INSTRUCTIONS TO FOLLOW:
In the data below, count every line that holds the string "handle" and reply with the number alone.

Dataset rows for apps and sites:
---+---
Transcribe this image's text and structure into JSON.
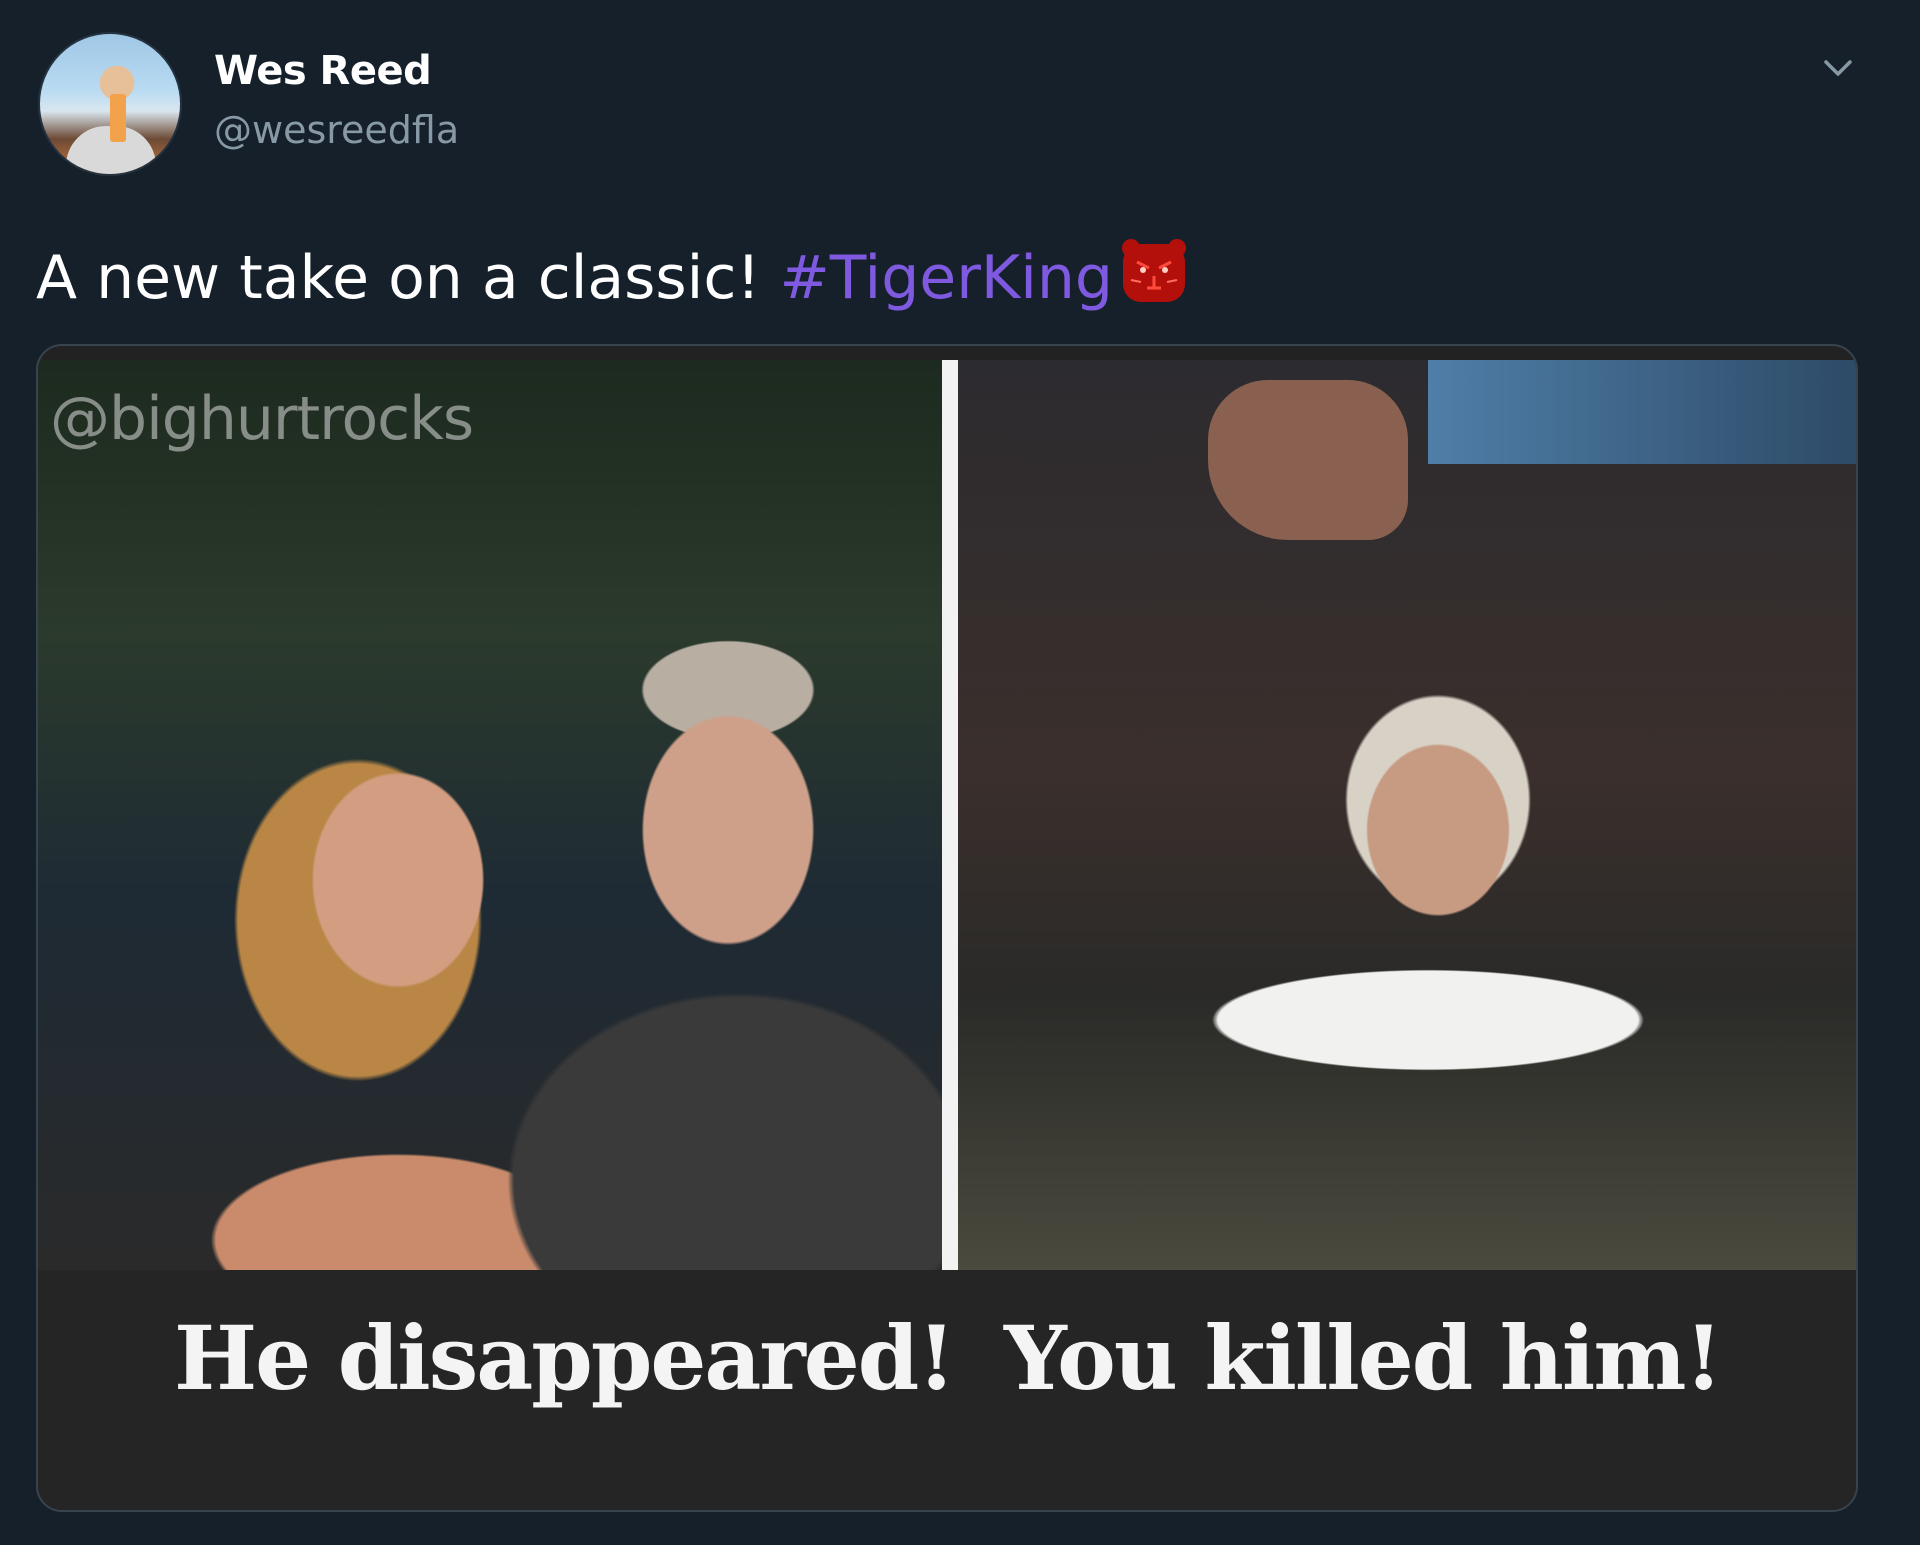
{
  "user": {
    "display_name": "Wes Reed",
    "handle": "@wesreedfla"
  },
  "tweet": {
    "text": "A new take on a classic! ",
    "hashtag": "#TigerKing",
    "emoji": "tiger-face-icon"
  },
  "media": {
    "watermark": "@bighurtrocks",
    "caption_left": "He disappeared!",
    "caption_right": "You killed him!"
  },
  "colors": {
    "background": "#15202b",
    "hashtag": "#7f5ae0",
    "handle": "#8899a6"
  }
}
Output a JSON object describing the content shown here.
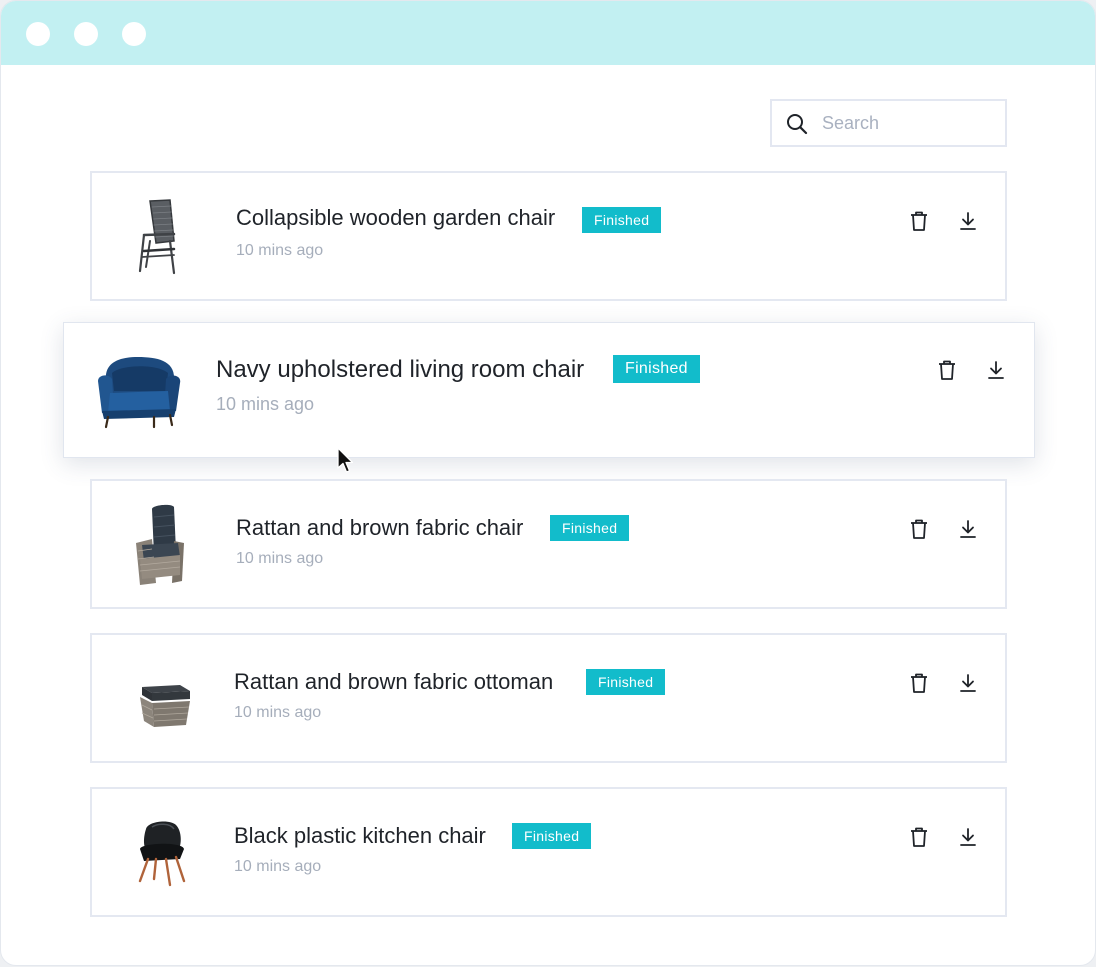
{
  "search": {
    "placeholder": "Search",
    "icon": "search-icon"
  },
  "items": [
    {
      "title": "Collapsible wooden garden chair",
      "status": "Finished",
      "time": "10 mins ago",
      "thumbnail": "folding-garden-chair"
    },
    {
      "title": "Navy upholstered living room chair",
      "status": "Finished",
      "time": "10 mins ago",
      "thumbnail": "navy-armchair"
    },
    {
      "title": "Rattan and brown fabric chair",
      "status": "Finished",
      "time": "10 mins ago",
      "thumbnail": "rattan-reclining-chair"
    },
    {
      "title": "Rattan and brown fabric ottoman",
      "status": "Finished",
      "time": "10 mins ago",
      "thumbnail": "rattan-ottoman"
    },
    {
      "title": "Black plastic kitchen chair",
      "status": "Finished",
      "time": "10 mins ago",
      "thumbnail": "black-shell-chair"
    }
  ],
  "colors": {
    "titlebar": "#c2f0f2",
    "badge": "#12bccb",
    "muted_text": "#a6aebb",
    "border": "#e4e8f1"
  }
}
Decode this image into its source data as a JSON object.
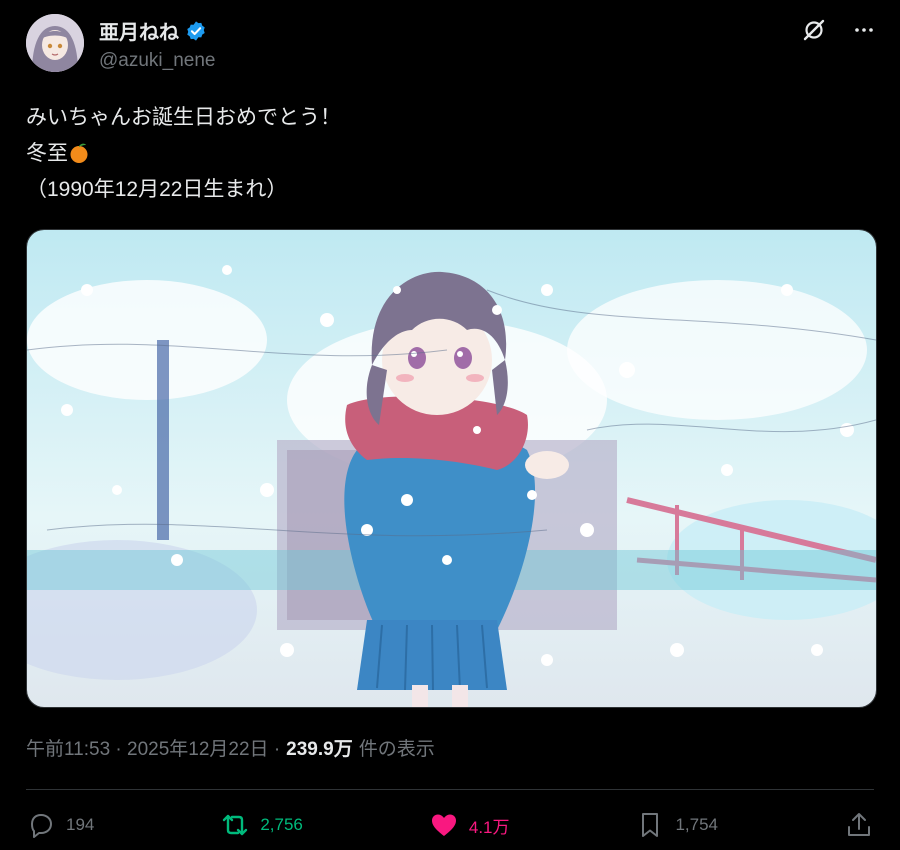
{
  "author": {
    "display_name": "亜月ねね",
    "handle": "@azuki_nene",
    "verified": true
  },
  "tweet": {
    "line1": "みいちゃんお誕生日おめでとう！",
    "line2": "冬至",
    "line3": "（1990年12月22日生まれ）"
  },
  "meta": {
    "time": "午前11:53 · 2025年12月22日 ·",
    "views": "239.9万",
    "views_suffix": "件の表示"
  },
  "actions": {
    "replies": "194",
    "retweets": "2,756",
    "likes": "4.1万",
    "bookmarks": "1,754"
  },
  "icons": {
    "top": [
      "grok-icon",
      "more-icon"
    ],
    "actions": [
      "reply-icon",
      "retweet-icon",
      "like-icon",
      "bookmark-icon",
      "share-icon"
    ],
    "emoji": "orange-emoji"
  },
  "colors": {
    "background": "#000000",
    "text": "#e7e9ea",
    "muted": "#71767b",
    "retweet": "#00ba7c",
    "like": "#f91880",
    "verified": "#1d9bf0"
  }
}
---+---
WRITTEN REPLY:
3